Chat with us, powered by LiveChat
encouraging relationships, youth worker, youth ministry, student ministry

Encouraging Intentional Relationships

By Doug Franklin August 21, 2013

Yesterday I looked at best practices for training adults who are volunteering in your ministry. Today I want to look at how to take that training even further by diving deeper into practical ways of helping volunteers build intentional relationships with students.

Programs in youth ministry are great in so many ways. They provide needed structure for students, they allow multiple ways for adults to be involved, they interact with students on multiple levels, and quite honestly, they look great to parents. But I hope we all know that programs alone will not change students or help them grow closer in their walk with Christ. Programs alone aren’t transformational. Real transformation happens in the context of relationships, and this is where well trained adult volunteers come into the picture. As a solo youth pastor you are not able to build intentional relationships with every student, but if you have volunteers who can help, it allows for more impact to take place.
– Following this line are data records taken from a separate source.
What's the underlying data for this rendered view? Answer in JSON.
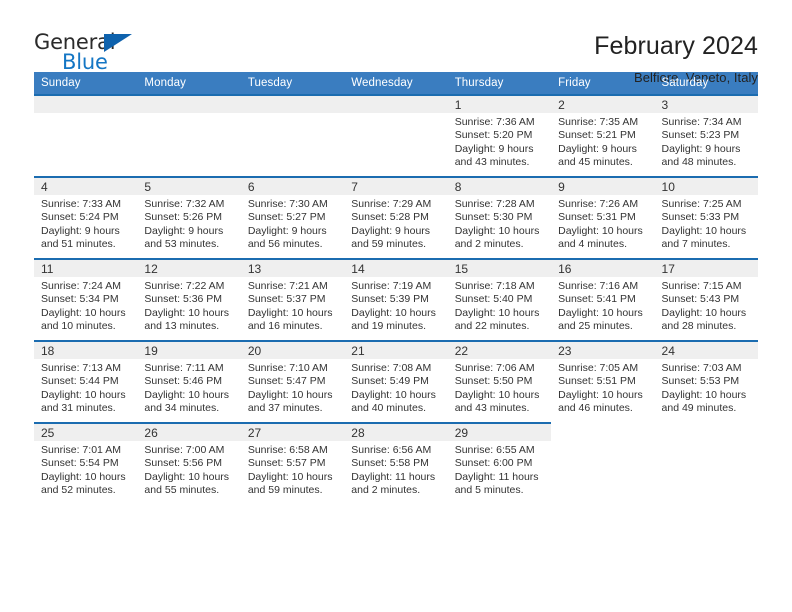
{
  "brand": {
    "name_part1": "General",
    "name_part2": "Blue",
    "triangle_color": "#0e62ad",
    "blue_color": "#1476c4"
  },
  "header": {
    "month_title": "February 2024",
    "location": "Belfiore, Veneto, Italy"
  },
  "theme": {
    "header_row_bg": "#3a7dc0",
    "cell_top_border": "#1b6cb0",
    "daynum_band_bg": "#efefef"
  },
  "weekday_headers": [
    "Sunday",
    "Monday",
    "Tuesday",
    "Wednesday",
    "Thursday",
    "Friday",
    "Saturday"
  ],
  "calendar_cells": [
    {
      "day": "",
      "sunrise": "",
      "sunset": "",
      "daylight_line1": "",
      "daylight_line2": "",
      "empty": true
    },
    {
      "day": "",
      "sunrise": "",
      "sunset": "",
      "daylight_line1": "",
      "daylight_line2": "",
      "empty": true
    },
    {
      "day": "",
      "sunrise": "",
      "sunset": "",
      "daylight_line1": "",
      "daylight_line2": "",
      "empty": true
    },
    {
      "day": "",
      "sunrise": "",
      "sunset": "",
      "daylight_line1": "",
      "daylight_line2": "",
      "empty": true
    },
    {
      "day": "1",
      "sunrise": "Sunrise: 7:36 AM",
      "sunset": "Sunset: 5:20 PM",
      "daylight_line1": "Daylight: 9 hours",
      "daylight_line2": "and 43 minutes."
    },
    {
      "day": "2",
      "sunrise": "Sunrise: 7:35 AM",
      "sunset": "Sunset: 5:21 PM",
      "daylight_line1": "Daylight: 9 hours",
      "daylight_line2": "and 45 minutes."
    },
    {
      "day": "3",
      "sunrise": "Sunrise: 7:34 AM",
      "sunset": "Sunset: 5:23 PM",
      "daylight_line1": "Daylight: 9 hours",
      "daylight_line2": "and 48 minutes."
    },
    {
      "day": "4",
      "sunrise": "Sunrise: 7:33 AM",
      "sunset": "Sunset: 5:24 PM",
      "daylight_line1": "Daylight: 9 hours",
      "daylight_line2": "and 51 minutes."
    },
    {
      "day": "5",
      "sunrise": "Sunrise: 7:32 AM",
      "sunset": "Sunset: 5:26 PM",
      "daylight_line1": "Daylight: 9 hours",
      "daylight_line2": "and 53 minutes."
    },
    {
      "day": "6",
      "sunrise": "Sunrise: 7:30 AM",
      "sunset": "Sunset: 5:27 PM",
      "daylight_line1": "Daylight: 9 hours",
      "daylight_line2": "and 56 minutes."
    },
    {
      "day": "7",
      "sunrise": "Sunrise: 7:29 AM",
      "sunset": "Sunset: 5:28 PM",
      "daylight_line1": "Daylight: 9 hours",
      "daylight_line2": "and 59 minutes."
    },
    {
      "day": "8",
      "sunrise": "Sunrise: 7:28 AM",
      "sunset": "Sunset: 5:30 PM",
      "daylight_line1": "Daylight: 10 hours",
      "daylight_line2": "and 2 minutes."
    },
    {
      "day": "9",
      "sunrise": "Sunrise: 7:26 AM",
      "sunset": "Sunset: 5:31 PM",
      "daylight_line1": "Daylight: 10 hours",
      "daylight_line2": "and 4 minutes."
    },
    {
      "day": "10",
      "sunrise": "Sunrise: 7:25 AM",
      "sunset": "Sunset: 5:33 PM",
      "daylight_line1": "Daylight: 10 hours",
      "daylight_line2": "and 7 minutes."
    },
    {
      "day": "11",
      "sunrise": "Sunrise: 7:24 AM",
      "sunset": "Sunset: 5:34 PM",
      "daylight_line1": "Daylight: 10 hours",
      "daylight_line2": "and 10 minutes."
    },
    {
      "day": "12",
      "sunrise": "Sunrise: 7:22 AM",
      "sunset": "Sunset: 5:36 PM",
      "daylight_line1": "Daylight: 10 hours",
      "daylight_line2": "and 13 minutes."
    },
    {
      "day": "13",
      "sunrise": "Sunrise: 7:21 AM",
      "sunset": "Sunset: 5:37 PM",
      "daylight_line1": "Daylight: 10 hours",
      "daylight_line2": "and 16 minutes."
    },
    {
      "day": "14",
      "sunrise": "Sunrise: 7:19 AM",
      "sunset": "Sunset: 5:39 PM",
      "daylight_line1": "Daylight: 10 hours",
      "daylight_line2": "and 19 minutes."
    },
    {
      "day": "15",
      "sunrise": "Sunrise: 7:18 AM",
      "sunset": "Sunset: 5:40 PM",
      "daylight_line1": "Daylight: 10 hours",
      "daylight_line2": "and 22 minutes."
    },
    {
      "day": "16",
      "sunrise": "Sunrise: 7:16 AM",
      "sunset": "Sunset: 5:41 PM",
      "daylight_line1": "Daylight: 10 hours",
      "daylight_line2": "and 25 minutes."
    },
    {
      "day": "17",
      "sunrise": "Sunrise: 7:15 AM",
      "sunset": "Sunset: 5:43 PM",
      "daylight_line1": "Daylight: 10 hours",
      "daylight_line2": "and 28 minutes."
    },
    {
      "day": "18",
      "sunrise": "Sunrise: 7:13 AM",
      "sunset": "Sunset: 5:44 PM",
      "daylight_line1": "Daylight: 10 hours",
      "daylight_line2": "and 31 minutes."
    },
    {
      "day": "19",
      "sunrise": "Sunrise: 7:11 AM",
      "sunset": "Sunset: 5:46 PM",
      "daylight_line1": "Daylight: 10 hours",
      "daylight_line2": "and 34 minutes."
    },
    {
      "day": "20",
      "sunrise": "Sunrise: 7:10 AM",
      "sunset": "Sunset: 5:47 PM",
      "daylight_line1": "Daylight: 10 hours",
      "daylight_line2": "and 37 minutes."
    },
    {
      "day": "21",
      "sunrise": "Sunrise: 7:08 AM",
      "sunset": "Sunset: 5:49 PM",
      "daylight_line1": "Daylight: 10 hours",
      "daylight_line2": "and 40 minutes."
    },
    {
      "day": "22",
      "sunrise": "Sunrise: 7:06 AM",
      "sunset": "Sunset: 5:50 PM",
      "daylight_line1": "Daylight: 10 hours",
      "daylight_line2": "and 43 minutes."
    },
    {
      "day": "23",
      "sunrise": "Sunrise: 7:05 AM",
      "sunset": "Sunset: 5:51 PM",
      "daylight_line1": "Daylight: 10 hours",
      "daylight_line2": "and 46 minutes."
    },
    {
      "day": "24",
      "sunrise": "Sunrise: 7:03 AM",
      "sunset": "Sunset: 5:53 PM",
      "daylight_line1": "Daylight: 10 hours",
      "daylight_line2": "and 49 minutes."
    },
    {
      "day": "25",
      "sunrise": "Sunrise: 7:01 AM",
      "sunset": "Sunset: 5:54 PM",
      "daylight_line1": "Daylight: 10 hours",
      "daylight_line2": "and 52 minutes."
    },
    {
      "day": "26",
      "sunrise": "Sunrise: 7:00 AM",
      "sunset": "Sunset: 5:56 PM",
      "daylight_line1": "Daylight: 10 hours",
      "daylight_line2": "and 55 minutes."
    },
    {
      "day": "27",
      "sunrise": "Sunrise: 6:58 AM",
      "sunset": "Sunset: 5:57 PM",
      "daylight_line1": "Daylight: 10 hours",
      "daylight_line2": "and 59 minutes."
    },
    {
      "day": "28",
      "sunrise": "Sunrise: 6:56 AM",
      "sunset": "Sunset: 5:58 PM",
      "daylight_line1": "Daylight: 11 hours",
      "daylight_line2": "and 2 minutes."
    },
    {
      "day": "29",
      "sunrise": "Sunrise: 6:55 AM",
      "sunset": "Sunset: 6:00 PM",
      "daylight_line1": "Daylight: 11 hours",
      "daylight_line2": "and 5 minutes."
    },
    {
      "day": "",
      "sunrise": "",
      "sunset": "",
      "daylight_line1": "",
      "daylight_line2": "",
      "empty": true,
      "blank": true
    },
    {
      "day": "",
      "sunrise": "",
      "sunset": "",
      "daylight_line1": "",
      "daylight_line2": "",
      "empty": true,
      "blank": true
    }
  ]
}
In order for relationships to grow, students need to be “discovered” and the only way to discover what a student is all about is to spend time with them and ask questions. When adults spend time with students and ask them specific questions, they learn how to encourage, challenge, and pray for students in their ministry. A very practical way to help in this process is to teach adults how to use a “Pursuit Journal.” Basically it’s a small journal with pages in it filled with information that you want your adult volunteers to pursue in their relationships with students. Here is an example:

Pursuit Journal
Name __________________ Grade ______________________
Address _____________________ Phone ______________________
Email/Social Media/Blog________________________ _______________________
Parents’ Names ______________________________
Birthday ________________________________
Activities ________________________________
Favorite Anything _______________________________________
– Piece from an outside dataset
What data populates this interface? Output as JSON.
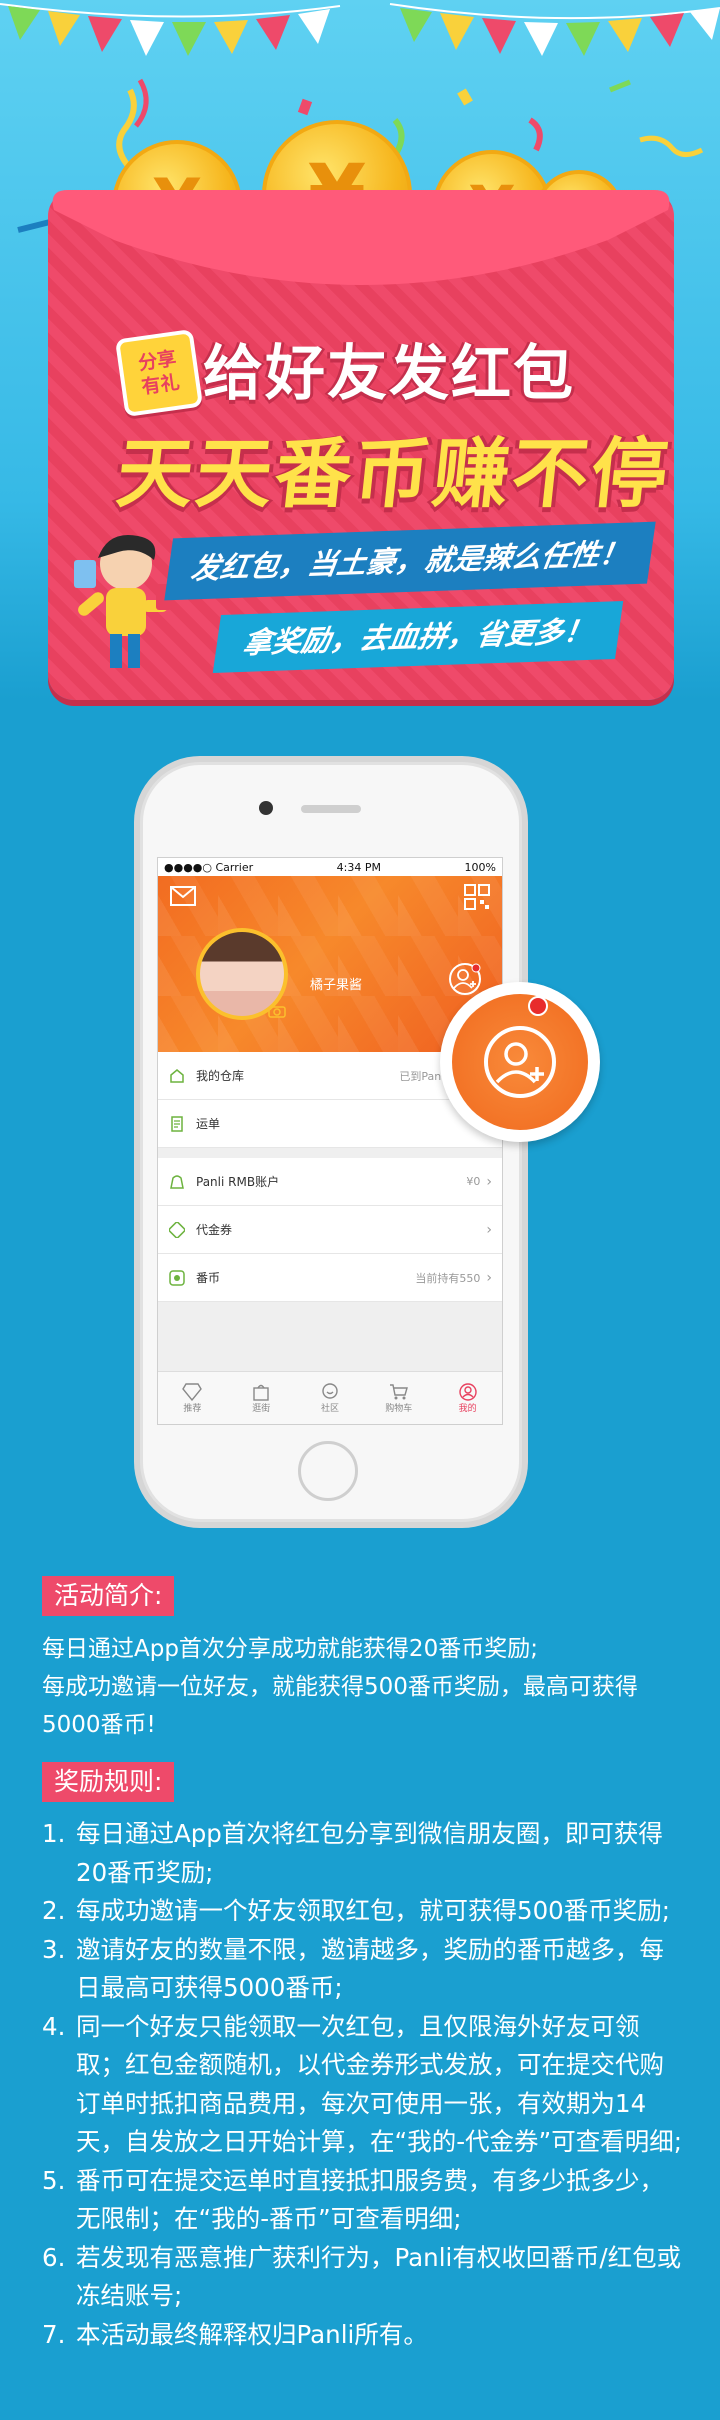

Then go to second level things, such as:
How is the student doing with:
Relationship with God
Family
School
Church
Friends

Being specific with the information the adult needs to pursue can help get them started in the relationship building process. Over time, finding out about these things will become second nature for them.

About the Author

Doug Franklin

Doug Franklin is the president of LeaderTreks, an innovative leadership development organization focusing on students and youth workers. Doug and his wife, Angie, live in West Chicago, Illinois. They don’t have any kids, but they have 2 dogs that think they are children. Diesel and Penelope are Weimaraners  who never leave their side. Doug grew up in…  Read More